Even more prominence was given to the Sauvenière Source when its water cured the Duchess of Orléans. She was the wife of the later Philippe EGALITE. It was the children of this Philippe (including Louis-Philippe, future King of France) who created the wonderful walk, "La promenade de la Duchesse d'Orléans". The current memorial "A la Reconnaissance", which is at the beginning of this walk, replaced the original, founded by the children d'Orléans, but which was later destroyed by the Jacobins.
It was Doctor de RYE, who first learned about the properties and qualities of the water from this source.
This source was mainly visited in the first years of the 17th century. The water was studied successively by De RYS and HEERS, doctors from the Land of Liège. Due to the actions of André TREVISIUS, personal physician of the Archdukes Albrecht and Isabella, it could be analyzed.
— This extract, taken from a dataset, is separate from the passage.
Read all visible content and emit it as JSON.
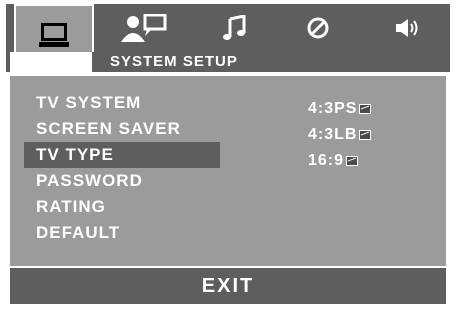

Because it was collected in a small barrel, the source was named Tonnelet ('ton' being a word for barrel). The spring water is transported through underground pipes to the Bathhouse of the Spa Thermal Center.
This source was discovered in 1863 by pharmacist Schaltin in the basement of his home, called "Prince de Condé". He exploited it at the place where the water was collected. Up to the end of the last century, about 50,000 bottles were filled each year. After the Compagnie de Vichy first became the owner, the city of Spa could finally buy it in 1903.
The water of the Prince de Condé Source comes from the same subterranean stream as that of the Peter the Great Source and the Armes d'Autriche. Only in the last part of the underground flow is it loaded with a considerable amount of mineral elements. In harmony with the glass dome of the 19th century, the newly built pyramid (1988) aims to be an expression of this era, but at the same time be the first sign of the resurgence of the Place de l'Hôtel de Ville in the general framework of urban regeneration.
Very rich in sulfur and especially recommended against respiratory diseases. It was claimed that it would also cure certain gall diseases. It was also at this source, that Tsar Peter the Great came for a treatment in 1717. The pavilion and the construction around the source were established in 1651 by Count de BURGSDORFF. In 1979 the monument was completely restored by the Tourist Office in Spa, with the support of the Directorate-General for Tourism.
Limborgh mentioned this source as far back as 1559, when he was describing the sources of Spa. Until 1850, the spring water ran freely through the meadows. Only then was it collected to be drunk. Famous musicians and composers, including Giacomo MEYERBEER and Charles GOUNOD regularly visited the source. Hence the beautiful Meyerbeer hike, which connects the Barisart Source with the Geronstère Source. A trink-Halle has been built between a romantic cave and two ponds. It is located next to a restaurant. In the adjacent forest you can visit some other sources. Two of them, protected in a small pavilion, are certainly worth a visit: the Pia-Source and the Delcor-Source.
Limborgh mentioned this source as far back as 1559, when describing Spa's sources. Until 1850, the spring water freely flowed through the meadows. Only then was it collected to be drunk. Famous musicians and composers, including Giacomo MEYERBEER and Charles GOUNOD, regularly visited the source. Hence the beautiful Meyerbeer hike, which connects the Barisart Source to the Geronstère Source. A Trinkhalle has been built between a romantic cave and two ponds. In the adjacent forest, you can visit some of the other sources. Two of them are especially worth a visit: the Pia Source and the Delcor Source.